The default filename uses the name you assigned to the log plus a six-digit number. If you stipulate a Log File Size Limit at the bottom of the window, a log fills up, then closes, and another begins filling.
Click OK to save the selections and return to the Performance Monitor console.
Collect statistics for a few days, then view the contents of the log using the System Monitor snap-in. To do this, select the log as the source for the chart by following the steps shown in Procedure 3.8.
Procedure 3.8 Charting Performance Monitor Logs
Highlight the System Monitor icon. An empty chart appears in the right pane.
Right-click the chart and select PROPERTIES from the flyout menu. The Properties window opens.
Select the Source tab.
Select the Log File radio button.
Click Browse to open the Select Log File navigation tool. The focus is set automatically to the \Perflog folder.

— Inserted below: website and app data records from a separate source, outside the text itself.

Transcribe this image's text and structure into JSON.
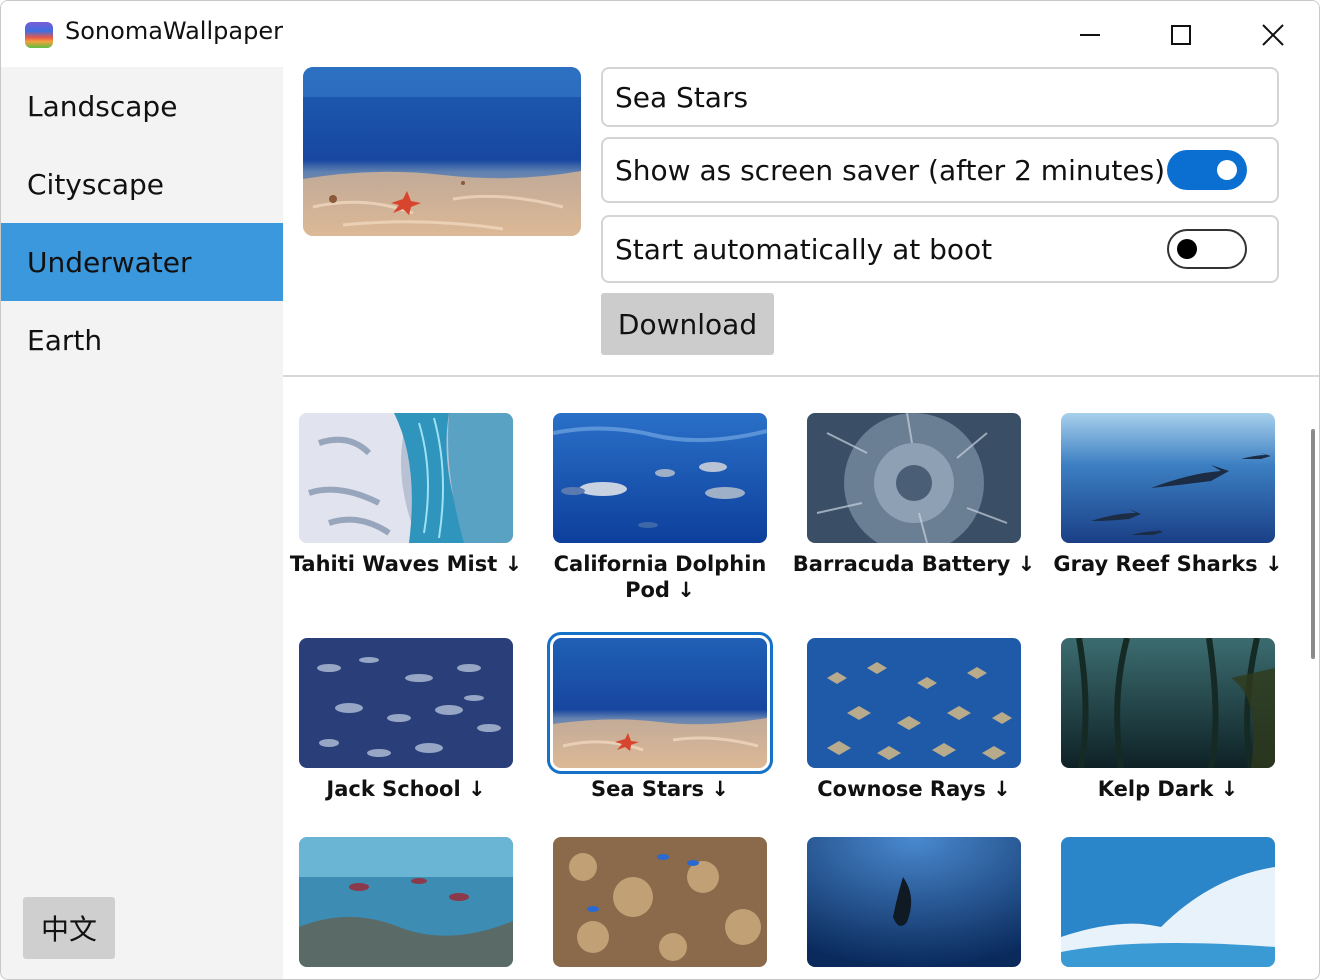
{
  "app": {
    "title": "SonomaWallpaper",
    "icon": "sonoma-app-icon"
  },
  "window_controls": {
    "minimize_icon": "minimize-icon",
    "maximize_icon": "maximize-icon",
    "close_icon": "close-icon"
  },
  "sidebar": {
    "items": [
      {
        "label": "Landscape",
        "active": false
      },
      {
        "label": "Cityscape",
        "active": false
      },
      {
        "label": "Underwater",
        "active": true
      },
      {
        "label": "Earth",
        "active": false
      }
    ],
    "language_button": "中文",
    "active_color": "#3c98dc"
  },
  "detail": {
    "name_value": "Sea Stars",
    "screensaver_label": "Show as screen saver (after 2 minutes)",
    "screensaver_on": true,
    "boot_label": "Start automatically at boot",
    "boot_on": false,
    "download_label": "Download",
    "accent_color": "#0a6fd0"
  },
  "gallery": {
    "items": [
      {
        "title": "Tahiti Waves Mist ↓"
      },
      {
        "title": "California Dolphin Pod ↓"
      },
      {
        "title": "Barracuda Battery ↓"
      },
      {
        "title": "Gray Reef Sharks ↓"
      },
      {
        "title": "Jack School ↓"
      },
      {
        "title": "Sea Stars ↓",
        "selected": true
      },
      {
        "title": "Cownose Rays ↓"
      },
      {
        "title": "Kelp Dark ↓"
      }
    ]
  }
}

Double-click the name of the counter log you configured to select it and return to the System Monitor Properties window.
Click OK to save the selections, close the window, and return to the main Performance window. Nothing happens quite yet.
Right-click the right pane again and this time select ADD COUNTERS from the flyout menu. The Add Counters window opens.
Select the All Counters radio button, and then click Add followed by Close. This adds all the counters to the chart. If that makes the chart too busy, you can delete counter entries.
The chart shows the statistics you collected in the log. Up to 100 data points can be displayed. Press Ctrl+H to turn on highlighting so that any counter you select in the lower part of the window turns into a white line in the chart.